How Firm A Foundation

How Firm A Foundation

You may be acquainted with the term ear worm; it’s some repetitive song that plays over and over in one’s head. Recently, the first couple of lines of the old hymn How Firm a Foundation was playing over and over in my head. It was triggered by something I had read in the Scriptures about God being the foundation. Generally, those ear worms are just background noise which only occasionally surface to the front of my consciousness, but on one of those times when I became conscious of the words they suddenly impacted me with how very true they were.

“How firm a foundation, ye saints of the Lord, is laid for your faith in His excellent word.” It is a simple yet profound truth: the foundation of our faith is not in our feelings (whether we feel saved, or feel accepted, or feel close to God at any given moment), but in the very word of God. Do we believe what His word says about Him, about His salvation through Jesus, about His love, and all of His precious promises? Paul tells us that “faith comes by hearing, and hearing by the word of God” (Rom. 10:17). We need to be in His word if we would grow in our faith and knowledge of Him, and we need to take it to heart, believing what it says.
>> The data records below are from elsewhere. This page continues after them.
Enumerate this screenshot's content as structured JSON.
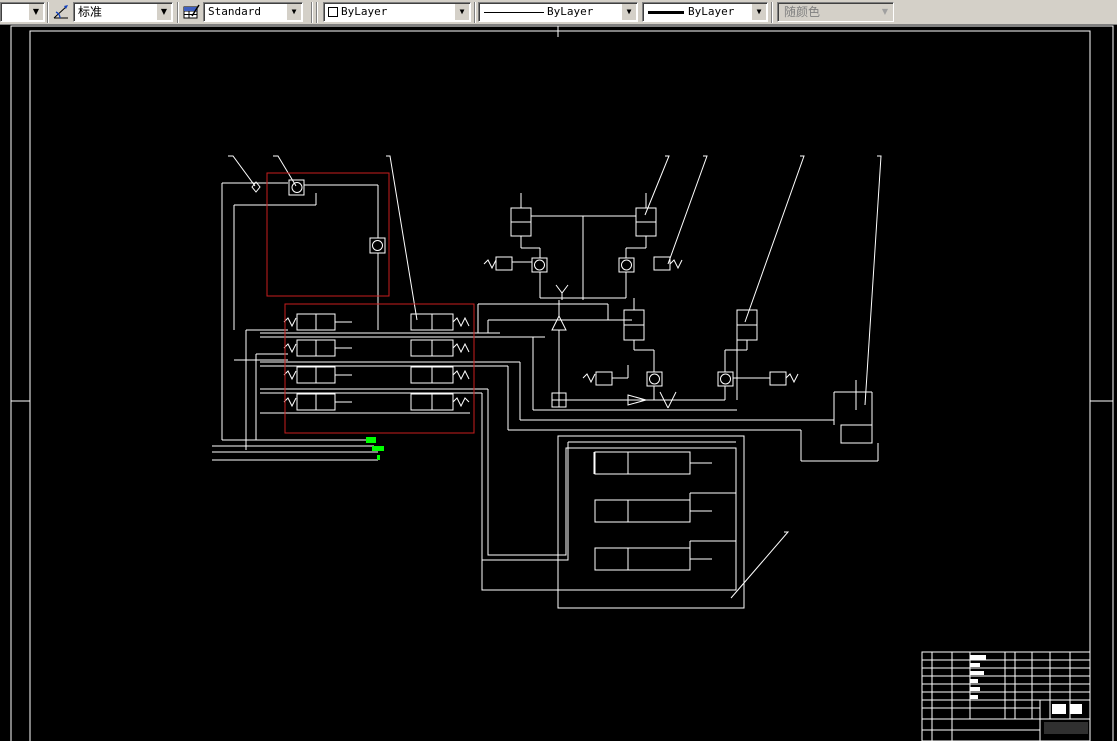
{
  "toolbar": {
    "dim_style": "标准",
    "table_style": "Standard",
    "color": "ByLayer",
    "linetype": "ByLayer",
    "lineweight": "ByLayer",
    "plot_style": "随颜色"
  },
  "icons": [
    "dropdown-arrow-icon",
    "dimension-style-icon",
    "table-style-icon"
  ],
  "colors": {
    "background": "#000000",
    "lines": "#ffffff",
    "highlight_box": "#c81e1e",
    "green_marker": "#00ff00",
    "toolbar": "#d4d0c8"
  }
}
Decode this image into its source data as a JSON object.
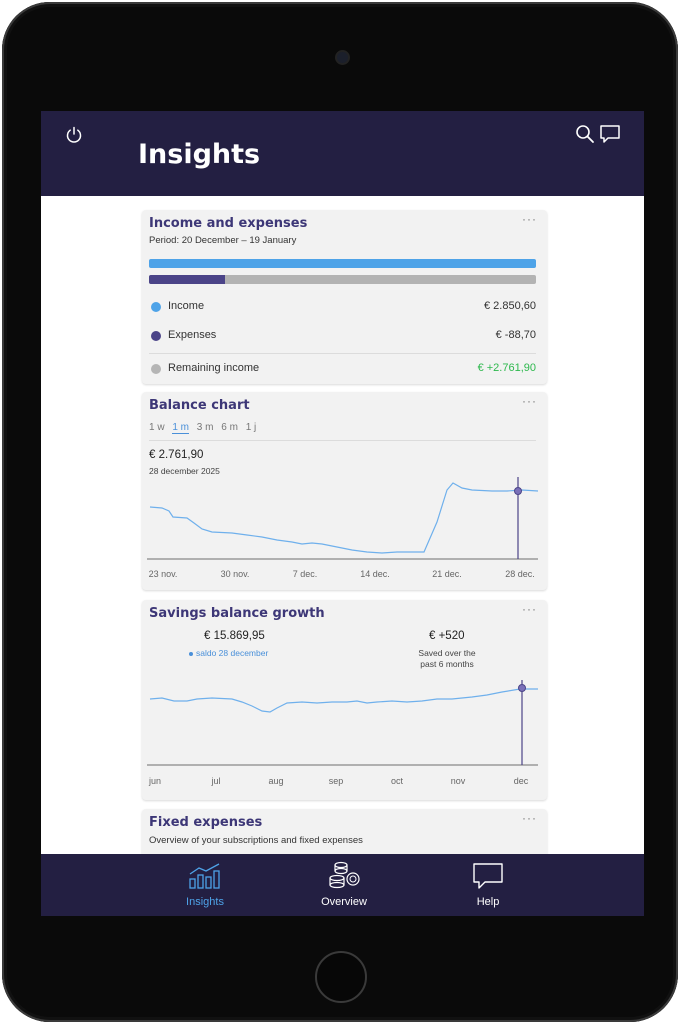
{
  "header": {
    "title": "Insights"
  },
  "income_card": {
    "title": "Income and expenses",
    "period": "Period: 20 December – 19 January",
    "income_fraction": 1.0,
    "expenses_fraction": 0.031,
    "rows": [
      {
        "label": "Income",
        "value": "€ 2.850,60",
        "color": "#4ea3e8"
      },
      {
        "label": "Expenses",
        "value": "€ -88,70",
        "color": "#4b4488"
      },
      {
        "label": "Remaining income",
        "value": "€ +2.761,90",
        "color": "#b5b5b5",
        "value_color": "#2db84d"
      }
    ]
  },
  "balance_card": {
    "title": "Balance chart",
    "ranges": [
      "1 w",
      "1 m",
      "3 m",
      "6 m",
      "1 j"
    ],
    "active_range": "1 m",
    "value": "€ 2.761,90",
    "date": "28 december 2025",
    "x_labels": [
      "23 nov.",
      "30 nov.",
      "7 dec.",
      "14 dec.",
      "21 dec.",
      "28 dec."
    ]
  },
  "savings_card": {
    "title": "Savings balance growth",
    "value": "€ 15.869,95",
    "value_caption": "saldo 28 december",
    "saved": "€ +520",
    "saved_caption_line1": "Saved over the",
    "saved_caption_line2": "past 6 months",
    "x_labels": [
      "jun",
      "jul",
      "aug",
      "sep",
      "oct",
      "nov",
      "dec"
    ]
  },
  "fixed_card": {
    "title": "Fixed expenses",
    "subtitle": "Overview of your subscriptions and fixed expenses"
  },
  "tabs": [
    {
      "label": "Insights",
      "icon": "bar-chart-icon",
      "active": true
    },
    {
      "label": "Overview",
      "icon": "coins-icon",
      "active": false
    },
    {
      "label": "Help",
      "icon": "chat-bubble-icon",
      "active": false
    }
  ],
  "colors": {
    "header": "#231f42",
    "accent": "#3d3777",
    "income": "#4ea3e8",
    "expenses": "#4b4488",
    "positive": "#2db84d",
    "line": "#6fb0ec"
  }
}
The stanza continues: “What more can He say than to you He hath said, to you who for refuge to Jesus have fled?” When John wrote the book of Revelation, God put a period on His revelation to man. Yes, the Spirit still speaks to our hearts, but He always does so in the context and boundaries of what has already been revealed and established in the Scriptures. Fresh revelations that go beyond the boundaries on which God has already put a period should always be suspect and rejected. “What more can He say” when He has already revealed more wonders than our minds can even grasp now?

Two thousand years later we know Him, we know of His salvation and forgiveness, we know of His promises and character because we have His words. And the level of our faith, the firmness of our foundation will be in proportion to our knowledge of His word and how much time we spend there.

The following lines are all declarations drawn from that excellent Word, and remind us of some of His precious promises: “Fear not I am with thee, O be not dismayed.” It has often been said that the Bible tells us to “fear not” 366 times, even including one for Leap Year. While I have not personally counted them, I have seen enough of them to know that it is a persistent theme throughout Scripture. And, as stated in the lyrics, quite often the fear-nots are linked to God’s promise of His abiding presence with us. Is there anything more comforting than that thought?

The stanza continues: “For I am thy God, and will still give thee aid; I’ll strengthen thee, help thee, and cause thee to stand upheld by my righteous, omnipotent hand.” What a powerful reminder, not only of the promises of God to be our helper in all these ways, but of who our God is: personal, all-powerful, and righteous. He is so concerned about our needs, and so willing and able to meet them. These truths give us such confidence in coming to Him, and in going forward to our next challenges in life with faith. And, again, we discover these truths in His excellent Word.

The next stanza is such a wonderful reminder of God’s promise of His presence in the darkest and hardest days of our lives: “When thro’ fiery trials thy pathway shall lie, My grace all-sufficient shall be thy supply. The flame shall not hurt thee; I only design thy dross to consume and thy gold to refine.” Not only are these truths drawn from the lives of many we observe in the Scriptures, and from God’s own promises therein, we can hear the echoes of these precious truths from the lives of post-Scripture children of God, both throughout history and to this very day. God’s faithfulness in their lives, and ours, during the most difficult times results in adding another layer of foundation to our faith to meet those future times when we might face earth-shaking circumstances.

The final verse is the testimony of the confidence a child of God can (and should) have in his or her Savior: “The soul that on Jesus have leaned for repose I will not, I will not desert to his foes. That soul though all hell should endeavor to shake, I’ll never, no, never, no, never forsake.” How powerful! How comforting! How encouraging! Do we have that unshakable confidence in these words? Do we know these truths as our firm foundation of faith? Such statements are drawn from that excellent word, and all the times God has promised to never leave nor forsake us, and not to let us be snatched from His grasp, or allow anything to separate us from His love. Do we know His word well enough that these are our bedrock convictions? If not, let us dive into the word of God and wash ourselves in it until we find our faith more firm, and continue there eagerly until the day our faith is made sight.